    If none of this exists in your case, perhaps talking with your Marketing or Product folks would be a good next step. Typically they do market requirements definition and market sizing (TAM, SAM, SOM) and may have already defined key segment attributes. If those factors then exist in your CRM, you can sort your records and compare specific segments by their historical growth rates.

    Absent all of that, it's possible to purchase third-party data (e.g. Tech Target) on your accounts and append your data set. You can enrich that with your CSM observations, too. Then a technique called k-means clustering is a very handy way to define and categorize market segments. Once you have these, you can once again compare historical growth rates. Some CRMs allow you to combine multiple attributes and automatically classify accounts into your chosen segments, which allows you to determine your CSM engagement and growth potential by account. 

    Hope that helps. Happy to chat more. In addition to leading CS, I also have 10 years of marketing leadership experience. 
  • kmulhalljr
    kmulhalljr Member Posts: 40 Navigator
    5 Likes First Comment Name Dropper 2023 Success Network - Supporter

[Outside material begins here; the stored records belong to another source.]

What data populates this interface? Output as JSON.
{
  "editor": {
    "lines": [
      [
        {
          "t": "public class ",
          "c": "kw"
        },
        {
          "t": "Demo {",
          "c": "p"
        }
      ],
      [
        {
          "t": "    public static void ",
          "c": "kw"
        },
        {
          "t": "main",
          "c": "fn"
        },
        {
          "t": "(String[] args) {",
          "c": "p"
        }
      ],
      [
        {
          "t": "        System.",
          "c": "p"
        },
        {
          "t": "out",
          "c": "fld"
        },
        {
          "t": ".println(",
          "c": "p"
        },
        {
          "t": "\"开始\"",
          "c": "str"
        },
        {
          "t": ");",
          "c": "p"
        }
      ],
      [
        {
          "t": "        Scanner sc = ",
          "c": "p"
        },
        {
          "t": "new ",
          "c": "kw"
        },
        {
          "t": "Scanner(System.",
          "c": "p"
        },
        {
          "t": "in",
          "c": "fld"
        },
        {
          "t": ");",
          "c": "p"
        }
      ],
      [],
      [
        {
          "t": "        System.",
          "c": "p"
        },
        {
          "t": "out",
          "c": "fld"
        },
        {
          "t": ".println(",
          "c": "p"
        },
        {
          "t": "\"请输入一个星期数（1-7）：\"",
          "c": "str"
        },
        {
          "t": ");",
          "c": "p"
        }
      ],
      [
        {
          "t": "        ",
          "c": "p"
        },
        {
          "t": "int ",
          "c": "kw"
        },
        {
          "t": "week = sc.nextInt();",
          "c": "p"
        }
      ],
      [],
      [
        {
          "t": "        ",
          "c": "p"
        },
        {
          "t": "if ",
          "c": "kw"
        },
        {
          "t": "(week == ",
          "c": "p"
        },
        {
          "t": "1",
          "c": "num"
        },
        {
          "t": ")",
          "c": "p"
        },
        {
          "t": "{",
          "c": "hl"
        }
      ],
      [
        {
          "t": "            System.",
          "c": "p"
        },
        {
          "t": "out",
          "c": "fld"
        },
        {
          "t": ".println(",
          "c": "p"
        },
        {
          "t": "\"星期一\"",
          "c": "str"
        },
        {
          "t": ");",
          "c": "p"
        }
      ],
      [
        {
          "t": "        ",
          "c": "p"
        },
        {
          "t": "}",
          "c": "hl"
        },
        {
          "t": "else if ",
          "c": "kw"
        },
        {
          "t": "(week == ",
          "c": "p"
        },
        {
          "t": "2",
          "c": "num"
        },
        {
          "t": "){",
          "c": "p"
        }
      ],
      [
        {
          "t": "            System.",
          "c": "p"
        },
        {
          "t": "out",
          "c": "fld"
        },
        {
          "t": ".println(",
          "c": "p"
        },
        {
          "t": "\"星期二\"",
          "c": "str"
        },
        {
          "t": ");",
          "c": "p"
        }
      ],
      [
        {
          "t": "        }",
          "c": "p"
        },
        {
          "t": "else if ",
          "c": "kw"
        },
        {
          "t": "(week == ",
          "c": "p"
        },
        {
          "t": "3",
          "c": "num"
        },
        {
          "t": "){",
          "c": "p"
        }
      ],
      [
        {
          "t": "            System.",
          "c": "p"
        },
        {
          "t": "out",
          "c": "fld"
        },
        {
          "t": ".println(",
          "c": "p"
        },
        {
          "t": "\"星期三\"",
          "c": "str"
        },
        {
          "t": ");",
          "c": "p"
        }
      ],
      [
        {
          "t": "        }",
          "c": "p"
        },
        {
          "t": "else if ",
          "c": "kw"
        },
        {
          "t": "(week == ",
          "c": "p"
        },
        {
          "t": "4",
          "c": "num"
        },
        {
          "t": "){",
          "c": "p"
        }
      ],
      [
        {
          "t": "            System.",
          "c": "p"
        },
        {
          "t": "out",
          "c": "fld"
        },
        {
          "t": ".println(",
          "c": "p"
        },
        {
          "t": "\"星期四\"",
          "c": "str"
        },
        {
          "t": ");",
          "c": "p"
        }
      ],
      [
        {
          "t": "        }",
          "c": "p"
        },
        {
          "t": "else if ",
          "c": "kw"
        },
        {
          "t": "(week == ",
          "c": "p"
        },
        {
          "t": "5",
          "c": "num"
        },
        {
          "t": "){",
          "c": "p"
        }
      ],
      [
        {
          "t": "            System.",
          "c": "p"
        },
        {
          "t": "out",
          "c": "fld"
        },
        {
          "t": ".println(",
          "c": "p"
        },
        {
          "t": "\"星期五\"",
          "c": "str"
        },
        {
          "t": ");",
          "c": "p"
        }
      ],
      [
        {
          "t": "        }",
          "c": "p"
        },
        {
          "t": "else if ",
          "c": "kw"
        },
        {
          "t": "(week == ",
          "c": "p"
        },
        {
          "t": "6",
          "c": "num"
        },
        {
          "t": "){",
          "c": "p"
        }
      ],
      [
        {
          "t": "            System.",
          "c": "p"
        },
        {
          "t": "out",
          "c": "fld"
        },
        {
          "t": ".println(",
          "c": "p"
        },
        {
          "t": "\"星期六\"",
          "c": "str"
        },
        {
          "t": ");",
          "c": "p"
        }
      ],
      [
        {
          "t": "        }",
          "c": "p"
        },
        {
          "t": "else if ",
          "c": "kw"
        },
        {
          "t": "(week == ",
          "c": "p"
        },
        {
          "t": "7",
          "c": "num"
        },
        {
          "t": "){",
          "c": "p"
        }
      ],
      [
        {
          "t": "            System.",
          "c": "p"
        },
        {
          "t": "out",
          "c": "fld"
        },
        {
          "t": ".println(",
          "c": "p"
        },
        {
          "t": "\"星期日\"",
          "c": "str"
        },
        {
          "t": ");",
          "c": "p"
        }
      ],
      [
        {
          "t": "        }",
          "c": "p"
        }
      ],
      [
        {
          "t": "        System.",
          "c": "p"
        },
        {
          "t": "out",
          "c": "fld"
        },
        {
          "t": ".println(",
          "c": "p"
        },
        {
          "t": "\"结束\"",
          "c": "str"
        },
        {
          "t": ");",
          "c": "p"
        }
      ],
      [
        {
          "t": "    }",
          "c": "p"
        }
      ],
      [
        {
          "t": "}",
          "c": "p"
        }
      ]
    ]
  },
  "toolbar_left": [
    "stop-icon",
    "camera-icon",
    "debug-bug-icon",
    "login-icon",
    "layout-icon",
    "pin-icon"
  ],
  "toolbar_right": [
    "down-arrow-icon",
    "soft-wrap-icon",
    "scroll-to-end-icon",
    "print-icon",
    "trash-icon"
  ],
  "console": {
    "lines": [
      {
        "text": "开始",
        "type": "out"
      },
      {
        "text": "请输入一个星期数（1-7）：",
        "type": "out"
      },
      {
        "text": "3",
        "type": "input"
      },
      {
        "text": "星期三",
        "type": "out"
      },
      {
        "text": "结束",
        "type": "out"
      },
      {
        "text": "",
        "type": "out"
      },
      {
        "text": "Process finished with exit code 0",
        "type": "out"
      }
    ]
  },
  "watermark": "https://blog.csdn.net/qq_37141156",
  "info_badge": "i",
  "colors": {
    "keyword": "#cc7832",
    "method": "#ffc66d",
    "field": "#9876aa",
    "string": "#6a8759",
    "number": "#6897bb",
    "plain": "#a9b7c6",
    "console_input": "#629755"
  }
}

    Hi Jessica - correct me if wrong but it looks like your company operates in the governmental space? This is a bit outside my purview but one thing I would recommend, particularly as it relates to 'capacity for growth' is tracking national central banking data and international economic news. Countries with strong (or in this environment stable) forecasts regarding inflation, spending, etc. I would think make for a candidate customer within this vertical. Also, those areas with a history of inflationary social program spending - without as much concern regarding debt balances would fall into a category such as the one outlined (ie. South American countries such as Argentina & Brazil)